WARNING: SOME GRAPHIC MEDICAL PROCEDURES DEPICTED
U.S. Combat Medics mostly from 3.2 Cavalry and newly deployed to Afghanistan, surround the gurneys, five or six per victim, as if they were hungry animals at a feeding trough. Each renders a service; ventilating with a bag-valve-mask device, registering a pulse oximeter, taking blood pressure, assessing pupil size, pushing medications through an IV or just writing down what interventions are being done at precisely what time.
At this point, the facts are sketchy, no one even knows the names of the men, but they are all security workers who either hit a roadside bomb or were attacked by the Taliban while providing protection to a commercial convoy ferrying goods to U.S. military bases in the region. They are the lucky ones so far. Two of their co-workers are already dead, killed in the attack.
While the 3.2 medics are handling the early morning trauma with fitting competence—none possess the calm conviction of Cpt. Matthew Rodgers and Specialist Michael Piegaro, who look like they’re doing nothing more challenging than the New York Times Sunday crossword puzzle.
Both spent the last year working cases like this almost every day—more than more than 350 total in Afghanistan’s most volatile
region. Both are on their way home at the end of their deployments—but have responded to one last call while waiting for transport out.
Rodgers, the Battalion Surgeon attached to the 2nd Infantry Division is from Dupont, Washington and is the medical ringmaster of this event. He moves from table to table assessing the interventions, providing clear direction and advisement to the new medics, many with sweat beading on their foreheads—in what appears to be a combination of heat and intense concentration.
Rodgers is clearly qualified—in one mass casualty incident here, he claims to have treated 13 gunshot wound victims with only one other medic. All of them survived.

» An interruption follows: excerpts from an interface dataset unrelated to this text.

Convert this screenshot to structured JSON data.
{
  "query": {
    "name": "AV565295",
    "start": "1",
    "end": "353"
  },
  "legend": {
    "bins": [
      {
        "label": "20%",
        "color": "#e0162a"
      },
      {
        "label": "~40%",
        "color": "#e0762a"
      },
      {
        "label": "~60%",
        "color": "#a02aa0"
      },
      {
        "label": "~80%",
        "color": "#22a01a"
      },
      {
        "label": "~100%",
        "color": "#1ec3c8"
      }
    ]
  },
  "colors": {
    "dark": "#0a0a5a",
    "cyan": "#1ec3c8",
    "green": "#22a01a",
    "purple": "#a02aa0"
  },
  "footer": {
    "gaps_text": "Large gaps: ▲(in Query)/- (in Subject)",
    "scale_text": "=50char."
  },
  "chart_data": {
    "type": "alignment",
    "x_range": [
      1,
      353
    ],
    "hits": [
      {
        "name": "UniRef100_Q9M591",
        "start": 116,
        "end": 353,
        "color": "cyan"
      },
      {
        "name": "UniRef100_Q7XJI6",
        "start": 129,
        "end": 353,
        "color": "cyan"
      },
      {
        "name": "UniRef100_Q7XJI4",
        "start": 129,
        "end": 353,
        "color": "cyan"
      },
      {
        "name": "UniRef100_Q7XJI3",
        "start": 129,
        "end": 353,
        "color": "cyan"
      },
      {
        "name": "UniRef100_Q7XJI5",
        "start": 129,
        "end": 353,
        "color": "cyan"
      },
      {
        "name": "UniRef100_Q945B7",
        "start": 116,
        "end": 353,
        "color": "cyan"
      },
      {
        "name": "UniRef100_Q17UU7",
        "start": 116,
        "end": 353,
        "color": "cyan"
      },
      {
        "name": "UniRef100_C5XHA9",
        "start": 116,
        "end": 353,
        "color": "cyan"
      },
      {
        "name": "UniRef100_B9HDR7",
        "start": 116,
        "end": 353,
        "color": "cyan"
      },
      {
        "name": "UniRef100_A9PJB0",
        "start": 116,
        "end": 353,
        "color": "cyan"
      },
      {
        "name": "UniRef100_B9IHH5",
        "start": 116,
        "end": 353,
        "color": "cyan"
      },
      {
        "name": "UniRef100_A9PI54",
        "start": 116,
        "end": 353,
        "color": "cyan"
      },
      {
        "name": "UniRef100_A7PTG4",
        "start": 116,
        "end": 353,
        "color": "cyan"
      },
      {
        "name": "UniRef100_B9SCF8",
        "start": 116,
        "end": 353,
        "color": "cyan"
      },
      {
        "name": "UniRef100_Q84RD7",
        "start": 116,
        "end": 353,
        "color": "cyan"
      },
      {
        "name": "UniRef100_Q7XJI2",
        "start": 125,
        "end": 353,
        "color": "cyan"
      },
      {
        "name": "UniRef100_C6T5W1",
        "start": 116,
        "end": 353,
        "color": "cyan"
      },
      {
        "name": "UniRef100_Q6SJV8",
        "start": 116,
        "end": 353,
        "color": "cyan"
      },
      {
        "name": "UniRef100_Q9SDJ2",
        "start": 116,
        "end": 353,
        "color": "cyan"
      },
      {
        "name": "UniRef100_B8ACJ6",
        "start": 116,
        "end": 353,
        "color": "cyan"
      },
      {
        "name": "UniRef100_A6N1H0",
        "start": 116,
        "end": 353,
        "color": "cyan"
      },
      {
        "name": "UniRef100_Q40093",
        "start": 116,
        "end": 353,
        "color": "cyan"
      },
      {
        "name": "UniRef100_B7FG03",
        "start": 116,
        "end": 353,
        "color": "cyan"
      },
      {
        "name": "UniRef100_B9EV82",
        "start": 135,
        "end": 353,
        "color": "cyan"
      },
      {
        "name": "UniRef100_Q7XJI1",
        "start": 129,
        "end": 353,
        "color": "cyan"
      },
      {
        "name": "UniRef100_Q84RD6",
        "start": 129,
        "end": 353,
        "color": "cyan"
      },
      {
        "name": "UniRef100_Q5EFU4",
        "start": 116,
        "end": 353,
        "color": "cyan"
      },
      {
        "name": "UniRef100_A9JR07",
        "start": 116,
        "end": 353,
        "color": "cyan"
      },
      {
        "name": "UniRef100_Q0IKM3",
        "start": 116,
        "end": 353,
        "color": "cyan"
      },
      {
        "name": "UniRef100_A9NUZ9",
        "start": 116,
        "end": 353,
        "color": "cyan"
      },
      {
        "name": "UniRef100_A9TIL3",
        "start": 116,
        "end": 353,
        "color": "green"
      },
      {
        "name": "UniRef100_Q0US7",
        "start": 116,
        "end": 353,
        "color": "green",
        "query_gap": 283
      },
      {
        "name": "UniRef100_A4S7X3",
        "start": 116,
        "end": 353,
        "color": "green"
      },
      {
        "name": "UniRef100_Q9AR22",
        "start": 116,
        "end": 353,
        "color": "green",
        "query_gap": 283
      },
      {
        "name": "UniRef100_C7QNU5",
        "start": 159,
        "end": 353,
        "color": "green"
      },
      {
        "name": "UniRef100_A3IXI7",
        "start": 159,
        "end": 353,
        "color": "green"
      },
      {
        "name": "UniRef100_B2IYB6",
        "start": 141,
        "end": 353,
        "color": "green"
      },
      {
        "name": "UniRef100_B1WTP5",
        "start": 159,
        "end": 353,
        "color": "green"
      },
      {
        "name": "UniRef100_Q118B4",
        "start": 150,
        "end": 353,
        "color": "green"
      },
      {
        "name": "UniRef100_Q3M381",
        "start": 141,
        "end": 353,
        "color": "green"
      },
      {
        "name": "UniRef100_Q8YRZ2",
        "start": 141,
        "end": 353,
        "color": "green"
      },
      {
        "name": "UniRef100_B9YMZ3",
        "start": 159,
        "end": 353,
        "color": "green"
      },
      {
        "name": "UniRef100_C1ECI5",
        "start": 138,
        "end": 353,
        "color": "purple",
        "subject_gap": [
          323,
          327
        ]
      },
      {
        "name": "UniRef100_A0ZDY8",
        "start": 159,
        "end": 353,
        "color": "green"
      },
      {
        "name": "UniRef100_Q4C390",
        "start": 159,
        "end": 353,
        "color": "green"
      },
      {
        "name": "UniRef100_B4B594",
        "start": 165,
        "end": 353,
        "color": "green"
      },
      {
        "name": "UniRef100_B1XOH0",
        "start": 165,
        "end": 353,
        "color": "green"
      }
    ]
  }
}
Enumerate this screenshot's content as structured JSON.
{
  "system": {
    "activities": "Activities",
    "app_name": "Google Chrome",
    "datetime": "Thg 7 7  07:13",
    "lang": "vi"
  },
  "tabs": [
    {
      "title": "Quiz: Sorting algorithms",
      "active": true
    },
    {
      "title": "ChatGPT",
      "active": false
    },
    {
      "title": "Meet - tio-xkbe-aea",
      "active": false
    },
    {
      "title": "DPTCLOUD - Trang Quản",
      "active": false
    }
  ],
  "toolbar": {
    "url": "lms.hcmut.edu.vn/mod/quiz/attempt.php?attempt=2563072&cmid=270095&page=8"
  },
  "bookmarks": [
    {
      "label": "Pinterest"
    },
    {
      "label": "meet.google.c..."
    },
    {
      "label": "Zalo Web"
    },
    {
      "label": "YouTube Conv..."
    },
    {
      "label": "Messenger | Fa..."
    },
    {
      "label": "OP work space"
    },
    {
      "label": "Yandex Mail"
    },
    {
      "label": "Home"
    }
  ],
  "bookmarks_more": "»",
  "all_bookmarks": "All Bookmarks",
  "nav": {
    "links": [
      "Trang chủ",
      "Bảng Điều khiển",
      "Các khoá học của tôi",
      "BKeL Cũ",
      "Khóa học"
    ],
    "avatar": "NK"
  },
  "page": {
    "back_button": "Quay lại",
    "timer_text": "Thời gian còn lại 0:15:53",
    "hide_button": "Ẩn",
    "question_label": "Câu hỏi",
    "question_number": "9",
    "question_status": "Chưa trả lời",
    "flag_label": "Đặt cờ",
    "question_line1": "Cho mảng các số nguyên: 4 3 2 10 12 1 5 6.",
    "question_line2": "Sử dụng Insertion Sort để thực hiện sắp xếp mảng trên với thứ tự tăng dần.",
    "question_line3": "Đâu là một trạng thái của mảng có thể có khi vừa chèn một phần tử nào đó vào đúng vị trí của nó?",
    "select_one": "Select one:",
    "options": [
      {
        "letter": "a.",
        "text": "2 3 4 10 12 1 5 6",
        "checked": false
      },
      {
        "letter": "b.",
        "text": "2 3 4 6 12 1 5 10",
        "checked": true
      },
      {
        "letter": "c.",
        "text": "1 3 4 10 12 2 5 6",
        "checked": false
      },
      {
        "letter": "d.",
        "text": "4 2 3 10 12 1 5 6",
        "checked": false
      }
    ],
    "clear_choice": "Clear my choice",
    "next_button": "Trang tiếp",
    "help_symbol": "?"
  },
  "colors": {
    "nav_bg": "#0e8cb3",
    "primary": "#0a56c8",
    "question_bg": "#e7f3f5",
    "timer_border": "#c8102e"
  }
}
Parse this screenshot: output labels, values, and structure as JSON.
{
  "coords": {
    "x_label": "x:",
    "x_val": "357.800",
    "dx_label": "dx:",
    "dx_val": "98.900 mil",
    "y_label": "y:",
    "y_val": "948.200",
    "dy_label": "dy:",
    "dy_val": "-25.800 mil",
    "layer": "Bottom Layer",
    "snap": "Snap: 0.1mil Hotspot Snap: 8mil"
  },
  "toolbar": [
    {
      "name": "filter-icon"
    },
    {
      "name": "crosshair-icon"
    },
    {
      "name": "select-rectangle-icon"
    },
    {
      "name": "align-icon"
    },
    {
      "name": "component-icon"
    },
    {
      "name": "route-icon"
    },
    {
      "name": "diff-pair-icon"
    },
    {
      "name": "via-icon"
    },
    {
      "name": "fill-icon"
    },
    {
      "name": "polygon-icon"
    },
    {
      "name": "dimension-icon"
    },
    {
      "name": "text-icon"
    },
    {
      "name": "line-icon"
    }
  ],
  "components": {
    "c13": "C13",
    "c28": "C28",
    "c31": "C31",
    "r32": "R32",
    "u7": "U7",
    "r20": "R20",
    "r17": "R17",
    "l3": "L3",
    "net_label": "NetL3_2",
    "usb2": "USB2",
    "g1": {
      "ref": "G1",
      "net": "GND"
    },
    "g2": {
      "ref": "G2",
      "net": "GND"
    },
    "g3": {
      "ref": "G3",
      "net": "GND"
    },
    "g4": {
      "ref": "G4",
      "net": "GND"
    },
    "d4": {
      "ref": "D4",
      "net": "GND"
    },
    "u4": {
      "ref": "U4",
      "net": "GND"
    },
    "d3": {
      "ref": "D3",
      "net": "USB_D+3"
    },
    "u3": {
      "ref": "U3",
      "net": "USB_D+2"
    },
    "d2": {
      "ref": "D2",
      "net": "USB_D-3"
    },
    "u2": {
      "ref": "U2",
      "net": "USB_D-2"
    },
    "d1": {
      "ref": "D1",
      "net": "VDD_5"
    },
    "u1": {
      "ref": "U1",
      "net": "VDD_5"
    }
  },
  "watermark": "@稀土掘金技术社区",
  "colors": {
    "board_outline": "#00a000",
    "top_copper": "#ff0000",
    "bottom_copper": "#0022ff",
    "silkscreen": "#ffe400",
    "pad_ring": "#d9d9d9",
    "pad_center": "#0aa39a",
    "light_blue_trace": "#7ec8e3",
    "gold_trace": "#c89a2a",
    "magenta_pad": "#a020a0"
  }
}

Rodgers offers simple but sage advice.
“I tell them the most important vital sign they can take is their own pulse,” says Rodgers, emphasizing the need for calm.
“For this table here,” he says to those treating the less seriously wounded Afghan, “I know you want to get him more stabilized, but that’s a bird spinning up out there and we have to get him packaged and ready to go…try to find a space blanket, because he’s exposed and hypothermia is a possibility.”
Meanwhile Piegaro, from West Palm Beach, Florida and just 21—is assisting the incoming Doctor, Cpt. John Gartside, pushing a paralytic medication through the patient’s IV—which will make it easier to mechanically ventilate him. While Piegaro’s medical certification level is technically just the civilian equivalent of an EMT Basic, whose normal scope of practice is limited to providing oxygen and minor
Interventions that don’t include medications or anything that breaks the skin such as setting up an IV, his work here more closely resembles that of emergency room MD.
“I work under the guidance the medical license of a PA,” says Piegaro, after the event, “and he’s extremely confidant in my abilities, especially after working so many cases like this over the last year.”
With so much kinetic activity happening here—it might be easy to miss both the minor and major trauma drama worthy of fictional TV programs like ER or Gray’s Anatomy.
For instance when Cpt. Gartside sinks an endotrachial tube into one of the severely injured Afghans, a difficult maneuver requiring both careful positioning and the inflation of a small-balloon catheter to keep it in place, Cpt. Rodgers is concerned it may have gone to deep.
The patient’s stomach is rising with each ventilation rather than his chest, indicating that the oxygen may be pumping into his stomach rather than lungs, which could cause him to vomit and occlude the very airway the medics are attempting to keep open.
While the patient seems to stabilize and his vitals reflect the increased delivery of oxygen Gartside decides to adjust the endotrachial tube by a few millimeters.